▶ **TASK ITEM**
Set down each of the records below exactly as it reads. No pictures go into the copy.

▶ **RECORDS SHOWN**

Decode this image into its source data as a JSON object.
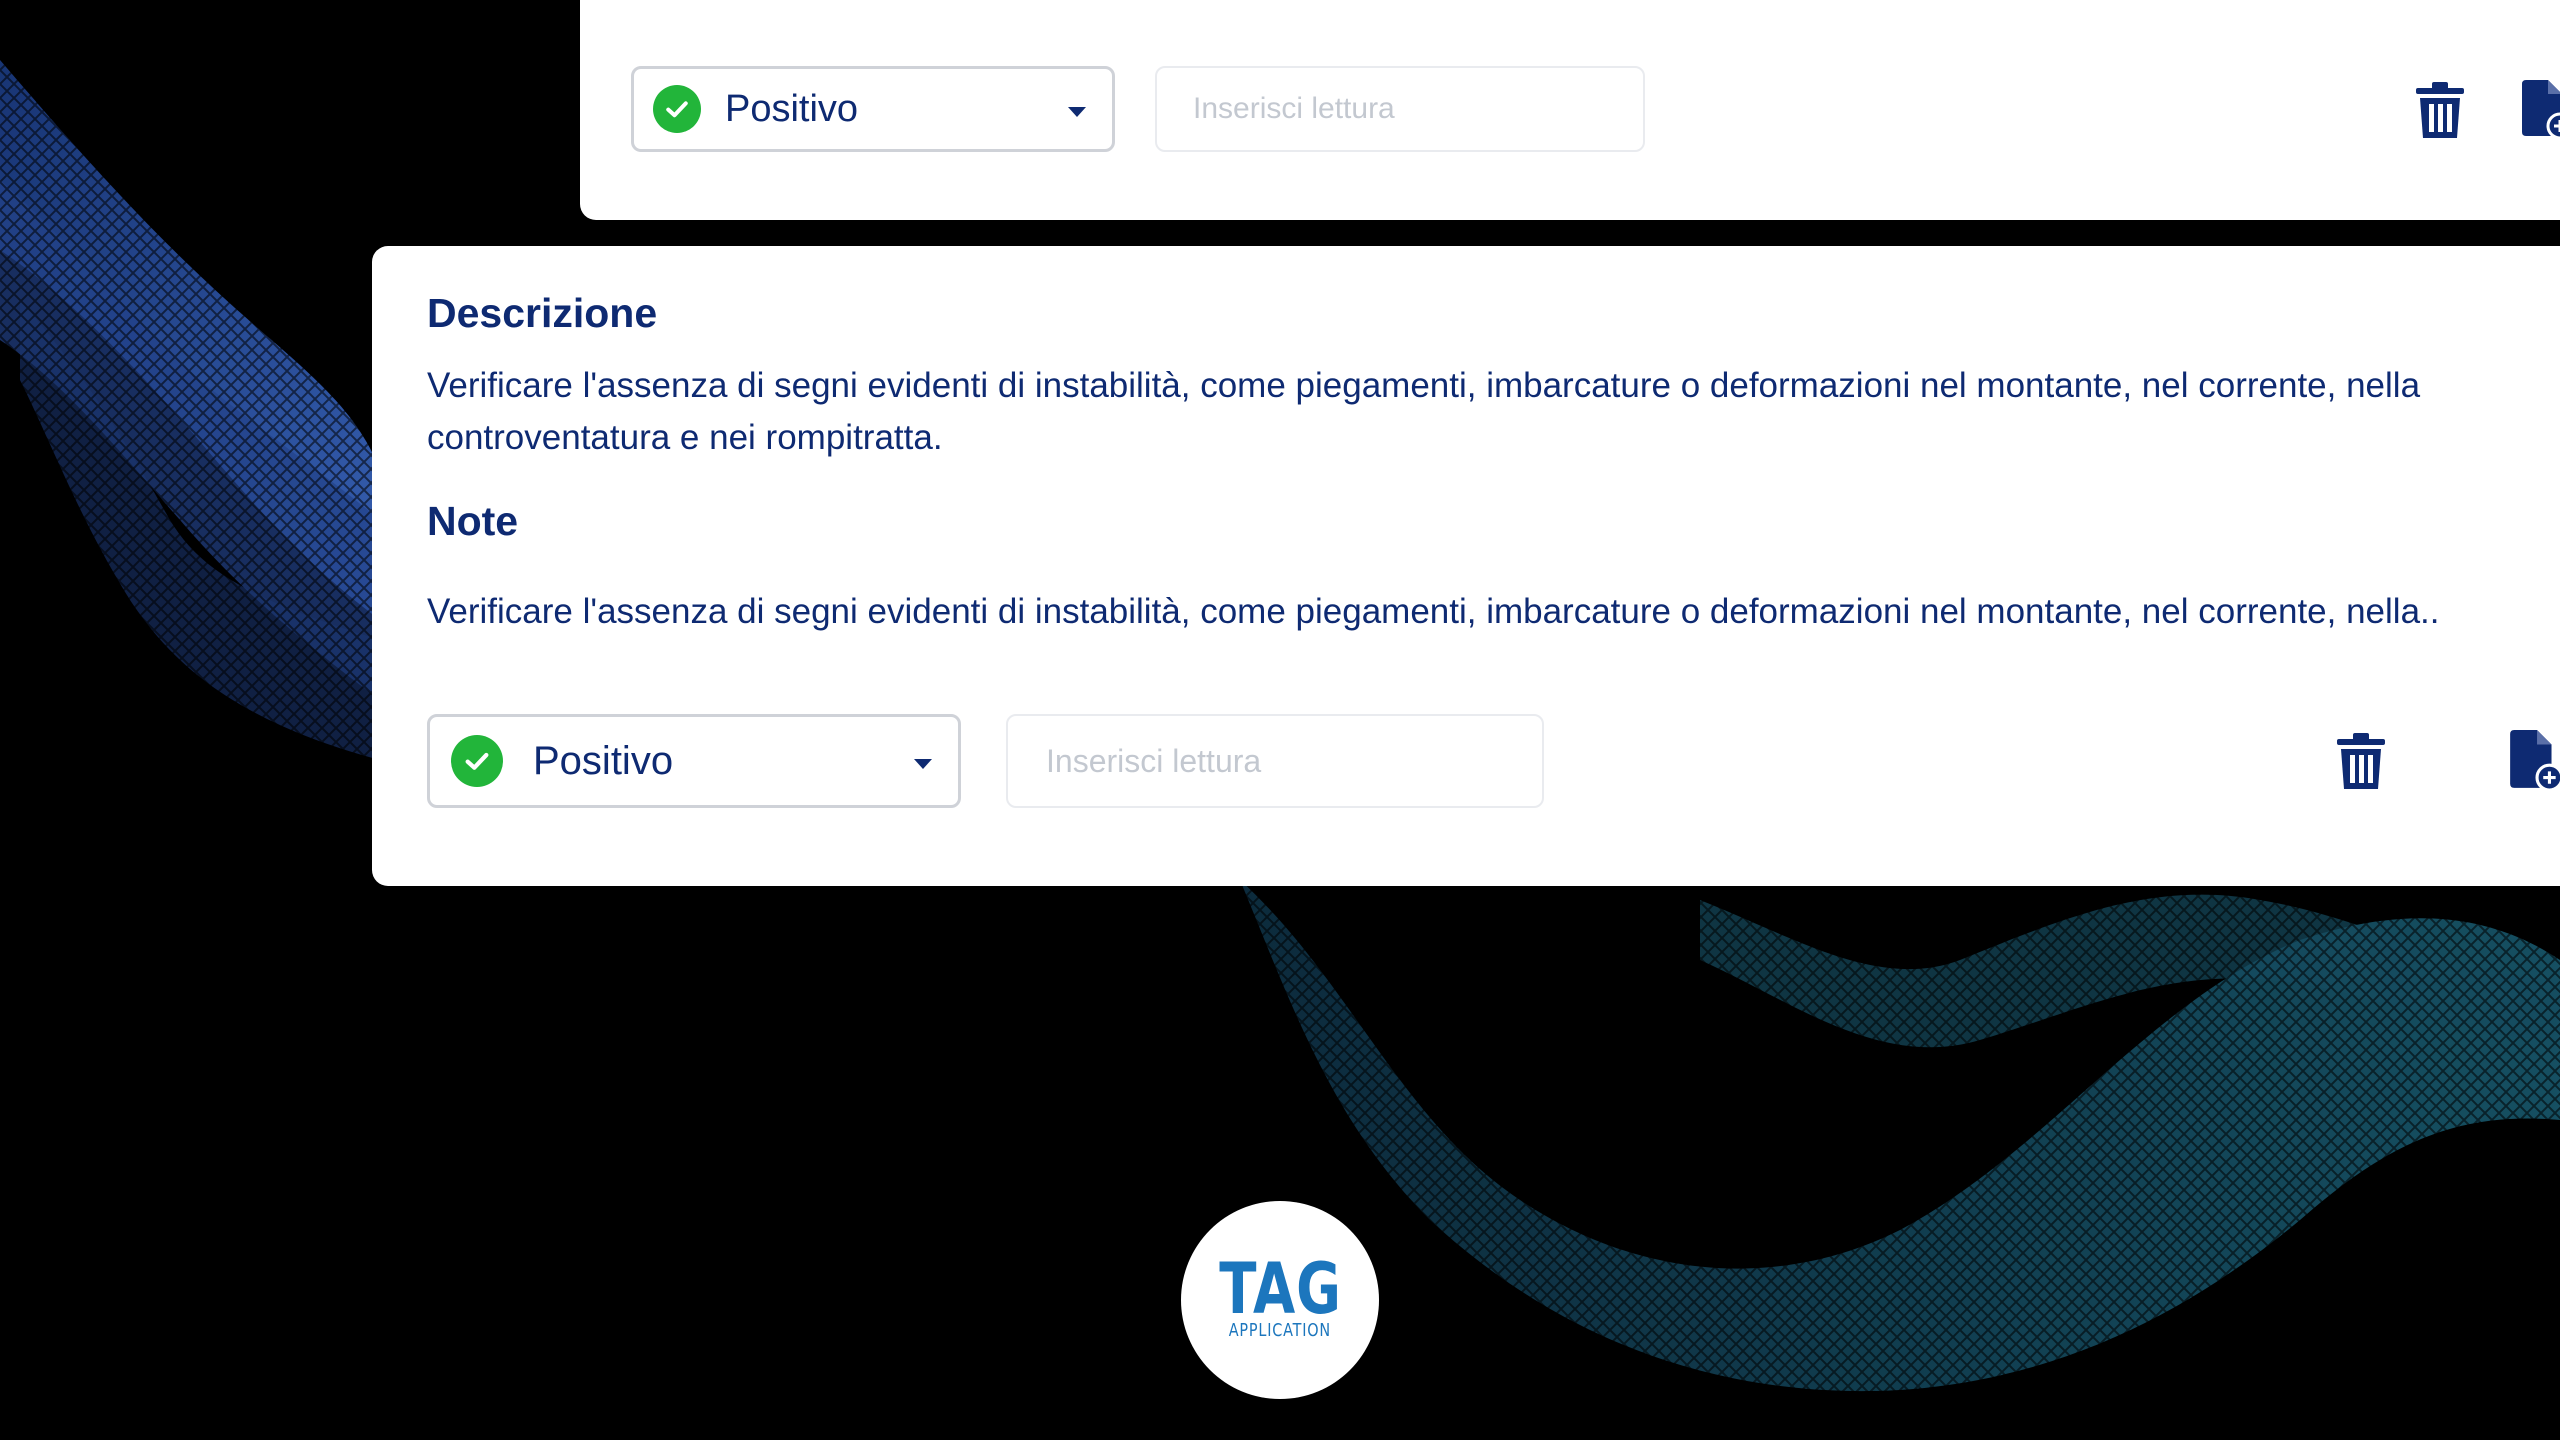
{
  "colors": {
    "brand_navy": "#0e2a72",
    "success_green": "#22b53a",
    "logo_blue": "#1c76bd",
    "background": "#000000"
  },
  "top_card": {
    "status_select": {
      "value": "Positivo",
      "icon": "check-circle-icon"
    },
    "reading_input": {
      "placeholder": "Inserisci lettura",
      "value": ""
    },
    "actions": [
      "trash-icon",
      "file-add-icon"
    ]
  },
  "main_card": {
    "description": {
      "heading": "Descrizione",
      "text": "Verificare l'assenza di segni evidenti di instabilità, come piegamenti, imbarcature o deformazioni nel montante, nel corrente, nella controventatura e nei rompitratta."
    },
    "note": {
      "heading": "Note",
      "text": "Verificare l'assenza di segni evidenti di instabilità, come piegamenti, imbarcature o deformazioni nel montante, nel corrente, nella.."
    },
    "status_select": {
      "value": "Positivo",
      "icon": "check-circle-icon"
    },
    "reading_input": {
      "placeholder": "Inserisci lettura",
      "value": ""
    },
    "actions": [
      "trash-icon",
      "file-add-icon"
    ]
  },
  "logo": {
    "main": "TAG",
    "sub": "APPLICATION"
  }
}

▶ **REPLY**
Decode this image into its source data as a JSON object.
{
  "colors": {
    "brand_navy": "#0e2a72",
    "success_green": "#22b53a",
    "logo_blue": "#1c76bd",
    "background": "#000000"
  },
  "top_card": {
    "status_select": {
      "value": "Positivo",
      "icon": "check-circle-icon"
    },
    "reading_input": {
      "placeholder": "Inserisci lettura",
      "value": ""
    },
    "actions": [
      "trash-icon",
      "file-add-icon"
    ]
  },
  "main_card": {
    "description": {
      "heading": "Descrizione",
      "text": "Verificare l'assenza di segni evidenti di instabilità, come piegamenti, imbarcature o deformazioni nel montante, nel corrente, nella controventatura e nei rompitratta."
    },
    "note": {
      "heading": "Note",
      "text": "Verificare l'assenza di segni evidenti di instabilità, come piegamenti, imbarcature o deformazioni nel montante, nel corrente, nella.."
    },
    "status_select": {
      "value": "Positivo",
      "icon": "check-circle-icon"
    },
    "reading_input": {
      "placeholder": "Inserisci lettura",
      "value": ""
    },
    "actions": [
      "trash-icon",
      "file-add-icon"
    ]
  },
  "logo": {
    "main": "TAG",
    "sub": "APPLICATION"
  }
}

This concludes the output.